Not so long ago I arrived at Dulles airport, outside Washington, after a very protracted journey from Russia, including a layover in Germany. Like most transatlantic voyagers, I was weary, only approximately awake, and felt vaguely unwashed. Standing for a long time in a long line to present my passport to customs officials, I observed that an unusual number of my fellow travelers appeared to be elderly—that is to say, older than myself—and I could only surmise that the rigors of modern air travel were especially taxing for them.
At that moment, a middle-aged gentleman in uniform, wearing sunglasses—I cannot now recall whether he was a policeman of some jurisdiction or a Transportation Safety Administration official—appeared in the no-man’s-land between the rope line and the customs desk. Like a drill sergeant, he strode back and forth with a purposeful air, and began to bellow.
“Listen up!” he said. “You will enter the proper line for passport control. U.S. passports here, non-U.S. passports there”—and he pointed to the appropriate queues. “You will have your passport available for immediate inspection. You will cooperate with the appropriate authorities. If you do not you will be subject to detention and possible arrest!”
These welcoming sentences were bellowed, as I say, and delivered as he marched up and down the forlorn line of exhausted travelers, hands on hips. I remember thinking at the time that the only ingredient missing from his kit was a swagger stick, and that the whole performance approached self-parody. Then I felt anger. My momentary inclination was to approach him, as he moved along the queue, and advise him that most of the waiting travelers were old, some were infirm, all were tired and sleepy, and it was hardly necessary to address them as if they were military recruits, or prisoners arriving at the state penitentiary. But imagining my own “detention and possible arrest,” I kept my mouth shut.
There seems to be a growing revolt among the traveling populace against the new TSA full-body scanners—which examine the naked figure for contraband—and the invasive “pat-downs” administered to those bold, or foolhardy, enough to decline the scanner. I am in full sympathy with people who are horrified by either prospect, and am intrigued by the extent to which discontent and civil disobedience is spreading across the landscape.
The problem, of course, is that travel security arrangements present a paradox. The overwhelming majority of travelers in American airports are not terrorists, and present nothing that should arouse official suspicion. But everyone agrees that security measures, in this day and age, are necessary—and perhaps, someday, a suicide bomber will be apprehended who is not a young Muslim male. Finding a happy medium in these precincts, balancing liberty with security, is never easy.

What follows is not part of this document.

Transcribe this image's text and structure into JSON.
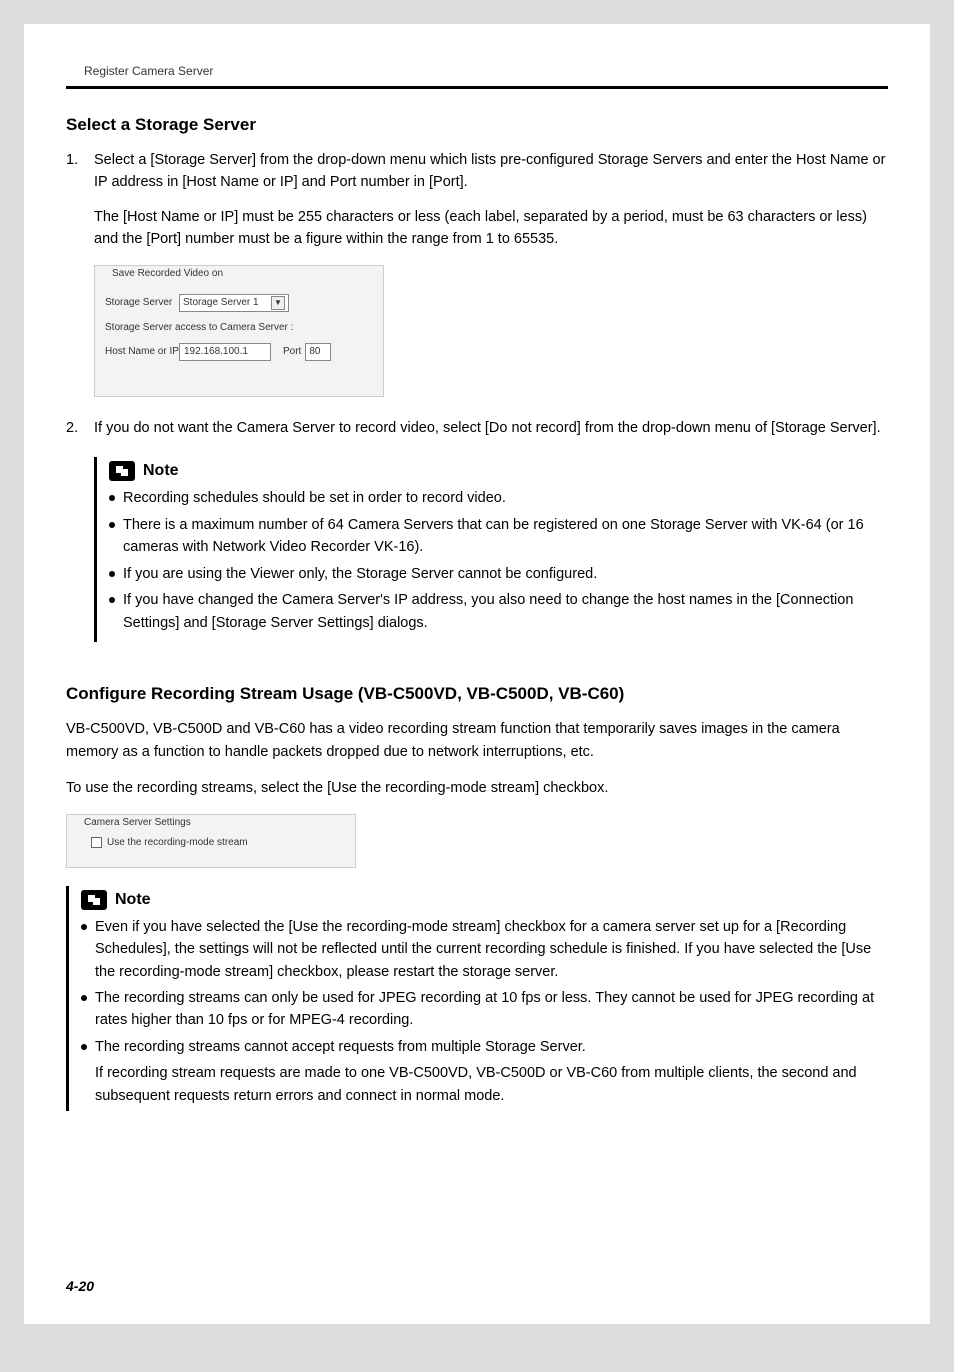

And yet I cannot help but wonder whether the problem is not public resistance to naked scanners, or a libertarian aversion to being frisked, but the cumulative effects of the TSA style of doing business. That uniformed goon at Dulles airport—“You will enter the proper line”—is the rule, not the exception. My own bigoted observation is that the people who administer airport security appear to be otherwise unemployable types who have suddenly been granted police powers; and like bad cops everywhere, they revel in it. Service is not with a smile but a glare; words of caution are not spoken but barked; the harried traveler, who wishes nothing more than to get the unfortunate encounter over with, is guilty until proven innocent.
It is difficult to say how this current security impasse will be resolved, or whether it can be resolved in any satisfactory way. But since TSA has the law and the weapons of coercion, and Americans are usually happy to ensure the public safety, a little more Mister Rogers and a little less R. Lee Ermey might help.